— ACTIVITY —
Report every line below that holds the word "name".

====== AVAILABLE DATA

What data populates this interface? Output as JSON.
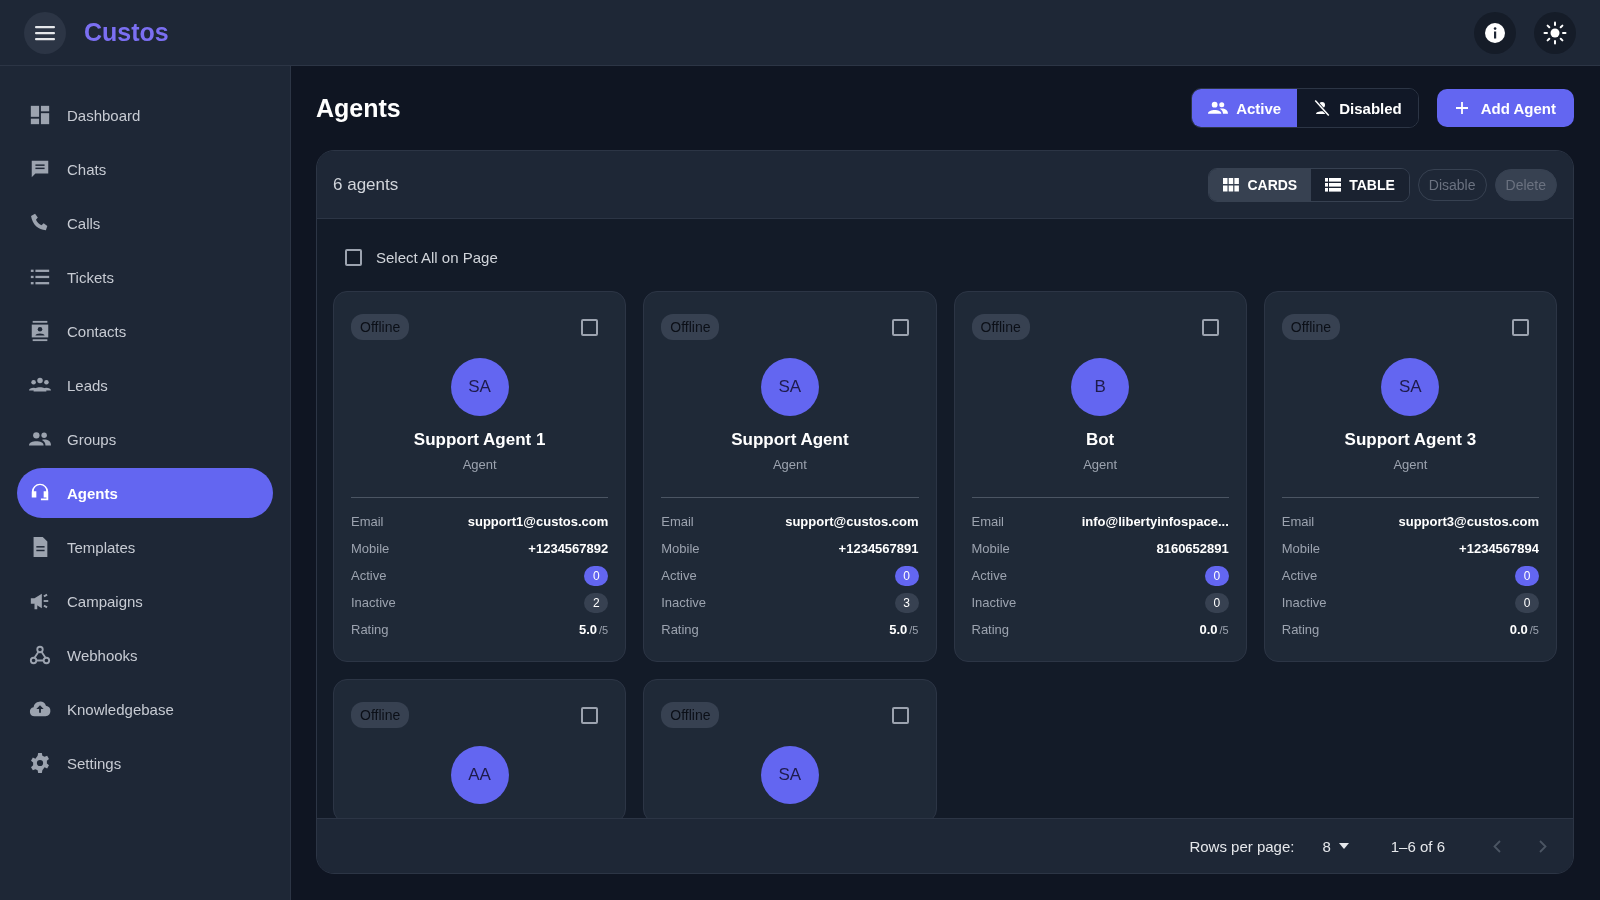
{
  "header": {
    "brand": "Custos"
  },
  "sidebar": {
    "items": [
      {
        "label": "Dashboard",
        "selected": false
      },
      {
        "label": "Chats",
        "selected": false
      },
      {
        "label": "Calls",
        "selected": false
      },
      {
        "label": "Tickets",
        "selected": false
      },
      {
        "label": "Contacts",
        "selected": false
      },
      {
        "label": "Leads",
        "selected": false
      },
      {
        "label": "Groups",
        "selected": false
      },
      {
        "label": "Agents",
        "selected": true
      },
      {
        "label": "Templates",
        "selected": false
      },
      {
        "label": "Campaigns",
        "selected": false
      },
      {
        "label": "Webhooks",
        "selected": false
      },
      {
        "label": "Knowledgebase",
        "selected": false
      },
      {
        "label": "Settings",
        "selected": false
      }
    ]
  },
  "page": {
    "title": "Agents",
    "status_filter": [
      {
        "label": "Active",
        "selected": true
      },
      {
        "label": "Disabled",
        "selected": false
      }
    ],
    "add_button": "Add Agent"
  },
  "panel": {
    "count": "6 agents",
    "view_toggle": [
      {
        "label": "CARDS",
        "selected": true
      },
      {
        "label": "TABLE",
        "selected": false
      }
    ],
    "bulk_actions": [
      {
        "label": "Disable",
        "kind": "outlined",
        "disabled": true
      },
      {
        "label": "Delete",
        "kind": "filled",
        "disabled": true
      }
    ],
    "select_all": {
      "label": "Select All on Page",
      "checked": false
    },
    "agents": [
      {
        "status": "Offline",
        "checked": false,
        "initials": "SA",
        "name": "Support Agent 1",
        "role": "Agent",
        "fields": [
          {
            "label": "Email",
            "value": "support1@custos.com"
          },
          {
            "label": "Mobile",
            "value": "+1234567892"
          }
        ],
        "active_label": "Active",
        "active": "0",
        "inactive_label": "Inactive",
        "inactive": "2",
        "rating_label": "Rating",
        "rating": "5.0",
        "rating_max": "/5"
      },
      {
        "status": "Offline",
        "checked": false,
        "initials": "SA",
        "name": "Support Agent",
        "role": "Agent",
        "fields": [
          {
            "label": "Email",
            "value": "support@custos.com"
          },
          {
            "label": "Mobile",
            "value": "+1234567891"
          }
        ],
        "active_label": "Active",
        "active": "0",
        "inactive_label": "Inactive",
        "inactive": "3",
        "rating_label": "Rating",
        "rating": "5.0",
        "rating_max": "/5"
      },
      {
        "status": "Offline",
        "checked": false,
        "initials": "B",
        "name": "Bot",
        "role": "Agent",
        "fields": [
          {
            "label": "Email",
            "value": "info@libertyinfospace..."
          },
          {
            "label": "Mobile",
            "value": "8160652891"
          }
        ],
        "active_label": "Active",
        "active": "0",
        "inactive_label": "Inactive",
        "inactive": "0",
        "rating_label": "Rating",
        "rating": "0.0",
        "rating_max": "/5"
      },
      {
        "status": "Offline",
        "checked": false,
        "initials": "SA",
        "name": "Support Agent 3",
        "role": "Agent",
        "fields": [
          {
            "label": "Email",
            "value": "support3@custos.com"
          },
          {
            "label": "Mobile",
            "value": "+1234567894"
          }
        ],
        "active_label": "Active",
        "active": "0",
        "inactive_label": "Inactive",
        "inactive": "0",
        "rating_label": "Rating",
        "rating": "0.0",
        "rating_max": "/5"
      },
      {
        "status": "Offline",
        "checked": false,
        "initials": "AA"
      },
      {
        "status": "Offline",
        "checked": false,
        "initials": "SA"
      }
    ]
  },
  "pagination": {
    "rows_label": "Rows per page:",
    "rows_value": "8",
    "range": "1–6 of 6"
  }
}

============

— ANSWER TO THIS PROBLEM —
        "name": "Support Agent 1",
        "name": "Support Agent",
        "name": "Bot",
        "name": "Support Agent 3",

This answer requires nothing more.